The Poetry Parade…

A collective work generated in collaboration with Katherine Hubbard
The Poetry parade… is a thematic migrating feminist literary intervention that takes place within the collections of public art museums.

The Poetry Parade for a Permanent Collection, Museum of Modern Art, November 10, 2012
The inaugural action took place throughout the 4th and 5th floors of the permanent collection at the MoMA. With an inter­est in disrupting the stasis and authority of a permanent collection—the ‘parade’ is a slow migration of a group of readers and gallery goers through that stopping periodically to coalesce around a specific work and read a text aloud. Texts were chosen and paired with works to open new meanings between the works and texts that may act as a celebration, a critical homage, or confrontation.

Readers: Jess Arndt, Malin Arnell, A.K. Burns, Corrine Fitzpatrick, Gordon Hall, Katherine Hubbard, Zoe Leonard, Ulrike Müller, Jeanine Oleson, Litia Perta, Risa Puleo, Geo Wyeth

A.K. Burns reads Wittig and Bataille inside Richard Serra's Delineator

A.K. Burns reads Wittig and Bataille inside Richard Serra’s Delineator

Katherine Hubbard reads Stein to Agnes Martin's The Tree.

Katherine Hubbard reads Stein to Agnes Martin’s The Tree.

Gordon Hall reads to John McCracken

Gordon Hall reads to John McCracken’s The Absolutely Naked Fragrance, 1967.

The Poetry Parade for Hortense Fiquet at the Met, February 2, 2015 
This project was commissioned by the Artist’s Institute, whose season was dedicated to Carolee Schneemann, and made in response to the Metropolitan Museum’s exhibition Madame Cézanne. As a young girl, Carolee wished to discover woman painters as she perused art history books. She thought she had discovered a mentor in Cézanne, when she mistook ‘Céz-Anne’ for a woman’s name. Later, in the early 70s, she re-appropriated her childhood confusion as a banner for exploring how women had been misrepresented in the arts, publishing a collection of writings titled Cézanne: She Was a Great Painter. This ‘Poetry Parade’ is titled after Madame Cézanne’s maiden name, Hortense Fiquet, and is an opening to reconsider the contributions of women in the arts, not as muses, props, wives, or possessions but as active participants.

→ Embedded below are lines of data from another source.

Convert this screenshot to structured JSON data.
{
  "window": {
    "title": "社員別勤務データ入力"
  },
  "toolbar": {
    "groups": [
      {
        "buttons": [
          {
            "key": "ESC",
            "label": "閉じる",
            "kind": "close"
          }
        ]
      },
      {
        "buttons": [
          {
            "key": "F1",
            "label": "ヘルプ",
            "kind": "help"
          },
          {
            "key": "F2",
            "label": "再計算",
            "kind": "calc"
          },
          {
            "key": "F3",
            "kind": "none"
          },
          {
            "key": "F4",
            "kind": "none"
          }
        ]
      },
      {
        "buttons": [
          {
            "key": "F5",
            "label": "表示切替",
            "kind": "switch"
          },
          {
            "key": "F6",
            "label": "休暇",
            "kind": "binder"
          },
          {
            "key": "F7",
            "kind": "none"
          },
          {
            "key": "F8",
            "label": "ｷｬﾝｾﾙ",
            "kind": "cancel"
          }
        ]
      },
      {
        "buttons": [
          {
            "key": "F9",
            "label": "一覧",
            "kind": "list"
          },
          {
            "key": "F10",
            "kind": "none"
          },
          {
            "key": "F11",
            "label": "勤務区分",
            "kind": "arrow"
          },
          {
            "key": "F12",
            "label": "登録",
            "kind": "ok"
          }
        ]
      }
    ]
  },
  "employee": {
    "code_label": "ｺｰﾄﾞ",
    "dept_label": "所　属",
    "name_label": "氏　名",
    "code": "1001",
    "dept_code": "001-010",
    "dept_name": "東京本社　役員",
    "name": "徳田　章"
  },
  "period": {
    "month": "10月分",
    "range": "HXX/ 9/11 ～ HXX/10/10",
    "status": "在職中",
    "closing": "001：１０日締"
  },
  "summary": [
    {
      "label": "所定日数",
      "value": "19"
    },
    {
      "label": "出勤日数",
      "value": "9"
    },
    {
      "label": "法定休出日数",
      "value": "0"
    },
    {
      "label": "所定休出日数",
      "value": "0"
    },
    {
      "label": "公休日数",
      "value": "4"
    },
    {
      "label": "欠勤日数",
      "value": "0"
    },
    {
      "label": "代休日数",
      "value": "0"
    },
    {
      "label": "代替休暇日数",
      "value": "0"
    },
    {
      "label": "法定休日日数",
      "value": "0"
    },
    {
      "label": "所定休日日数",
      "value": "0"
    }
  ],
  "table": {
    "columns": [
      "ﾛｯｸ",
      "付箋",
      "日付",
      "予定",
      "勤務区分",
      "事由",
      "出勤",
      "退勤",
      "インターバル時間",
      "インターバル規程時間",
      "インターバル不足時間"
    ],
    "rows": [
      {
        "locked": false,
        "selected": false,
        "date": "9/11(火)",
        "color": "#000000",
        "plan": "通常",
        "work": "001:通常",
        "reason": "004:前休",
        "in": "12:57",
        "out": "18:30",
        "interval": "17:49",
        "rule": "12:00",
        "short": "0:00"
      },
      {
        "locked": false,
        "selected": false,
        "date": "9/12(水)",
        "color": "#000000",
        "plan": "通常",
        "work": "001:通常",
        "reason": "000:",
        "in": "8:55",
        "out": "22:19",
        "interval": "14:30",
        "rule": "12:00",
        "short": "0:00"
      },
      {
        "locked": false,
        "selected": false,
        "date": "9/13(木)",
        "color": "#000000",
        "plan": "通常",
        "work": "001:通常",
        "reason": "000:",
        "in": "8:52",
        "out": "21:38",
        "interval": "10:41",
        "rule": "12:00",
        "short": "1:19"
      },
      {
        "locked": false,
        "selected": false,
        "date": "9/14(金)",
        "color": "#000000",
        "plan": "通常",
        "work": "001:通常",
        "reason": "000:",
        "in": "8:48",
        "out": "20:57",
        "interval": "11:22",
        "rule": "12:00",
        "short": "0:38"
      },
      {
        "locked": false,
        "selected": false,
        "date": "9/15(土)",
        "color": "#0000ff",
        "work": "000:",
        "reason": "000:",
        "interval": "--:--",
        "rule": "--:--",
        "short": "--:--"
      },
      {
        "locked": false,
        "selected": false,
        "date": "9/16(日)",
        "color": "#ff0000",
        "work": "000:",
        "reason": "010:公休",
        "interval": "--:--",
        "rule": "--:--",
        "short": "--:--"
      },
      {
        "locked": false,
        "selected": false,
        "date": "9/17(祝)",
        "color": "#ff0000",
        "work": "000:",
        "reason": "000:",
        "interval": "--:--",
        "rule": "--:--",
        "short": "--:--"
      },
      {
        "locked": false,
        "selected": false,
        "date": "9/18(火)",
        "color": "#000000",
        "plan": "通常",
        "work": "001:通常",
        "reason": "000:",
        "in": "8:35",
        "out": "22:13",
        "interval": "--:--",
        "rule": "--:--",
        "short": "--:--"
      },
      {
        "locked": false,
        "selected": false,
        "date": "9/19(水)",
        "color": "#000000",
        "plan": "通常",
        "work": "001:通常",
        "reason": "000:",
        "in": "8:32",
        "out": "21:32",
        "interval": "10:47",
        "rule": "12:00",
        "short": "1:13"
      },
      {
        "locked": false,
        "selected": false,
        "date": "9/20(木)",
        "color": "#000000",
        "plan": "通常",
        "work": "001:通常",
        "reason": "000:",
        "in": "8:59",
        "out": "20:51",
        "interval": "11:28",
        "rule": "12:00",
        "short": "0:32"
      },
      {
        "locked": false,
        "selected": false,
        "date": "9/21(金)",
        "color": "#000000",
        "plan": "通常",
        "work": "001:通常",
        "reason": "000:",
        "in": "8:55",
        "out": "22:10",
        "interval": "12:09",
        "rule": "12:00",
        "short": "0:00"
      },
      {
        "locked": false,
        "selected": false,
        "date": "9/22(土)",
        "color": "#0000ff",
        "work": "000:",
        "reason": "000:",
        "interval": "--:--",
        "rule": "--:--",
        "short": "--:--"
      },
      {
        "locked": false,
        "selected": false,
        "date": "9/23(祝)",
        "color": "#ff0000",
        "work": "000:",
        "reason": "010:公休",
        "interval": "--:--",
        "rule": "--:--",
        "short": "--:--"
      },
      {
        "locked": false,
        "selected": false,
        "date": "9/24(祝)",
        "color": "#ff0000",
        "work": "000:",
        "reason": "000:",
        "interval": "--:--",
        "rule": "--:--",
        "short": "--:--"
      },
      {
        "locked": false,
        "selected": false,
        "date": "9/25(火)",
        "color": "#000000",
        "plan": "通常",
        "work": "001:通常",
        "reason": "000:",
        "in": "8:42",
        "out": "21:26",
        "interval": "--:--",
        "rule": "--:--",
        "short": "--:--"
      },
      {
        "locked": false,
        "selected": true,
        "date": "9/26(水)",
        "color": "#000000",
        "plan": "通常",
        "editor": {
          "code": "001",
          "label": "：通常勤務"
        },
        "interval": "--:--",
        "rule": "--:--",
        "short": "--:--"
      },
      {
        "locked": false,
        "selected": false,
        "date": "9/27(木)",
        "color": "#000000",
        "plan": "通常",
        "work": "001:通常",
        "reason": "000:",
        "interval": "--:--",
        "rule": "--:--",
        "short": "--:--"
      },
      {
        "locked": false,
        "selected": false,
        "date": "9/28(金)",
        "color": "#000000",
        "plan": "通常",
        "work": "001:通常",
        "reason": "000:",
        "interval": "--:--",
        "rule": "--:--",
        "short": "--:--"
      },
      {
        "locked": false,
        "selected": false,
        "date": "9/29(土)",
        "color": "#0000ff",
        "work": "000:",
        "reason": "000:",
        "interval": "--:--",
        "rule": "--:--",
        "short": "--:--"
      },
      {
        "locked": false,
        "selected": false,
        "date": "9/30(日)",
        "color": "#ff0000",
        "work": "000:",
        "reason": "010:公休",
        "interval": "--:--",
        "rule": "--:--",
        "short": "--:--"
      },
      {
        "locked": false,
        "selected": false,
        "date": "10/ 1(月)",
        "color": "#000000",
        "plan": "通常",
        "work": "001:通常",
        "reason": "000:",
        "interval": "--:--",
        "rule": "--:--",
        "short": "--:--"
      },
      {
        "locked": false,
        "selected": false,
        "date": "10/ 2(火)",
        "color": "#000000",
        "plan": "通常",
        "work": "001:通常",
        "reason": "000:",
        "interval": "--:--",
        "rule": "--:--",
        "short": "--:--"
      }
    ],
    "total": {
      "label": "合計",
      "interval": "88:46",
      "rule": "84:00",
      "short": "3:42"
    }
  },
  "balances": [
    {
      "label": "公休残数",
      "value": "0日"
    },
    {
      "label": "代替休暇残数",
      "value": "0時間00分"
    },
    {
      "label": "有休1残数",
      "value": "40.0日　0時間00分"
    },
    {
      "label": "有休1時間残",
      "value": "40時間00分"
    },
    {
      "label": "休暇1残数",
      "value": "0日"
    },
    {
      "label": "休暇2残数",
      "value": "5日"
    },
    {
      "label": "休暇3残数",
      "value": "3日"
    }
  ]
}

Readers: Malin Arnell, Fia Backström, A.K. Burns, Barbara Hammer, Katherine Hubbard, Eileen Myles, Jennifer Rosenblit, Carolee Schneemann, and Lanka Tattersall.


Eileen Myles reads an excerpt from her book Afterglow (a dog memoir).


Guests to the Poetry Parade looking at Cat statue 332-30 B.C., located in the Egyptian wing.


Barbara Hammer reads one of her poems, to an Egyptian wig while wearing a wig.


Katherine Hubbard reads excerpts from Jacques Derrida’s The Animal That Therefore I am, Eve Sedgwick’s Touching Feeling, and Greg Bordowitz’s Volition to Cat Statue 332-30 B.C. located in the Egyptian wing.


Malin Arnell confronts the audience as she reads to Pair of Eyes, 5th century B.C.


Lanka Tattersall reads Marianne Moore’s An Octopus to terracotta Jar with octopus 1200-1100 B.C., in the Greek wing.


Carolee Schneemann reads excerpts from her book Cezanne She Was a Great Painter, to Madame Cezanne in Red armchair, 1877 on view in the Madame Cezanne exhibition.


Fia Backström reads to Cezanne’s Portrait of Hortense Fiquet.

The Poetry Parade for Site and Sight, Whitney Museum of American Art, September 26, 2015 
This Poetry Parade responded to the inaugural exhibition America Is Hard to See, while also addressing the new building, its location and histories relating to the evolution of the Meatpacking District and the Whitney as an institution. This series of live readings focused on works from the exhibition as well as specific locations in and near the museum. This parade attended to past and present actions of bodies and uses of this site—a site of ongoing transition with an ever looming question about the assumed benefits of progress, newness and visibility.

Readers: Nayland Blake, Catherine Lord, Rit Premnath, Kamau Patton, Justin Allen, Anna Craycroft, Amy Sillman, A.K. Burns and Katherine Hubbard


Anna Craycroft reads to the view of the piers from Mary Heilmann’s Sunset


Justin Allen reads to Food for the Spirit by Adrian Piper


Nayland Blake reads to Head 1968 by Nancy Grossman


Catherine Lord reads to Untitled by Felix Gonzalez-Torres


Kamau Patton reads from the highline to Negro Sunshine by Glenn Ligon